Alabama’s rule on what it takes to support a change of custody is murky, but one principle is working its way through the muddle: the preference of a child for a change in custody is not enough to justify a change. You’ll find the latest illustration of this in Marusich v. Bright, Case No. 2050035 (Ala. Civ. App. June 30, 2006).
The facts are simple enough. Divorced parents, Mom got sole custody and Dad visitation. Dad files petition to modify custody based on his remarriage and the child’s stated desire to live with Dad. Trial court finds that Dad has met the standard of Ex parte McLendon and orders equal time parenting instead. Mom appeals.
The appeals court referenced its own decision in C.E. v C.C.H., 923 So. 2d 934 (Ala. Civ. App. 2005), in which it had reversed the trial court’s decision to change custody. Both C.E. and this case turn largely but not exclusively on the stated preference of the child in favor of the change. The appeals court in this case said:
The child testified that he wanted to live with the father; however, that testimony alone was insufficient to overcome the presumption in favor of the mother. See Glover v. Singleton, 598 So. 2d 995, 996 (Ala. Civ. App. 1992) (holding that when the child simply expresses a preference for one parent in a modification proceeding requiring the application of Ex parte McLendon, such a preference, without more, is insufficient to justify a change in custody).

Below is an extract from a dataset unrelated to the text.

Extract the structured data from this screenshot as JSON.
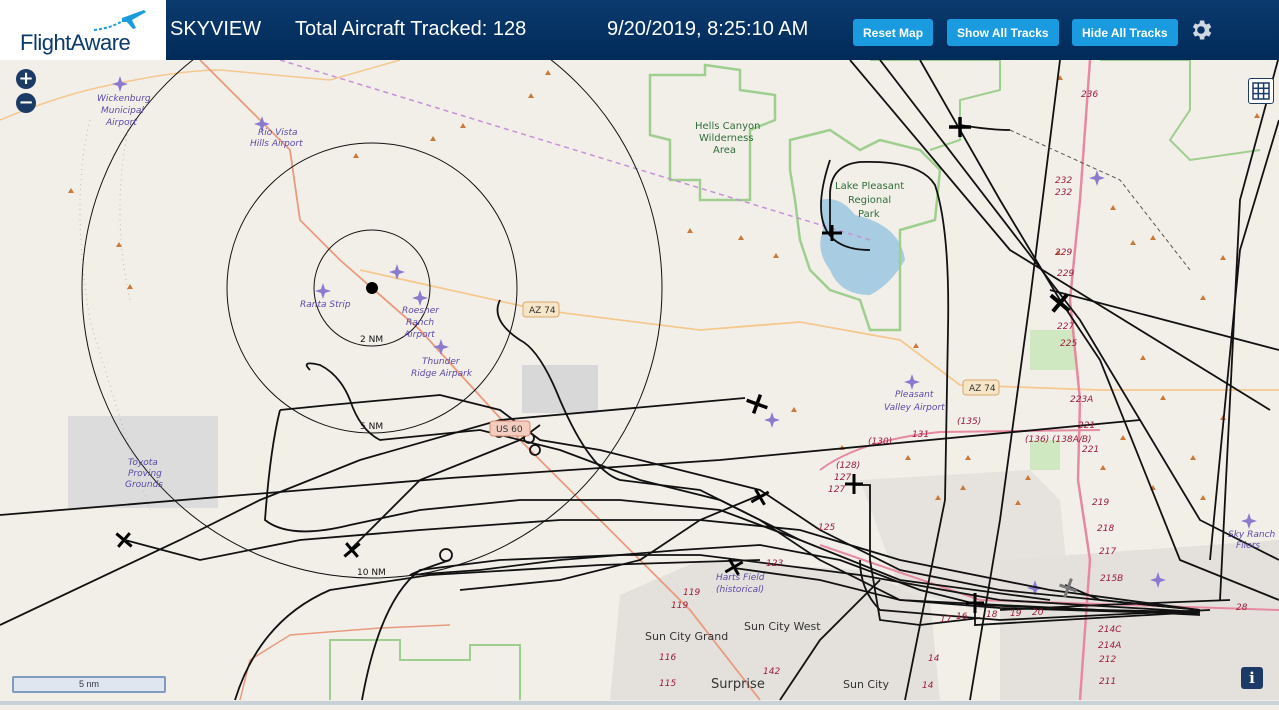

In his concurring opinion, Justice Pittman quoted the Alabama Supreme Court’s statement that a change of custody “may be made only where the evidence discloses an obvious and overwhelming necessity for change.” Ex parte Peppers, 703 So. 2d 299, 302 (Ala. 1997).
Justice Murdock has argued in his concurring opinion in Smith v. Smith, 865 So. 2d 1207 (Ala. Civ. App. 1997) and in his dissenting opinion in this case that the “obvious and overwhelming” standard predates Ex parte McLendon and that it raises the bar too high in custody change cases. But the supreme court quoted it as recently as 1997 in Ex parte Peppers, and it appears to be the stated law in Alabama.
Lee’s Note: The lesson is clear to those who want to change custody: if all you can show is that the child wants a change, you’re not ready to file. Instead, you’ll need to go back to the list of Alabama custody factorsÂ and search for other justification. Even if the preference of the child is enough to convince the trial court, the trial court’s ruling is vulnerable to reversal.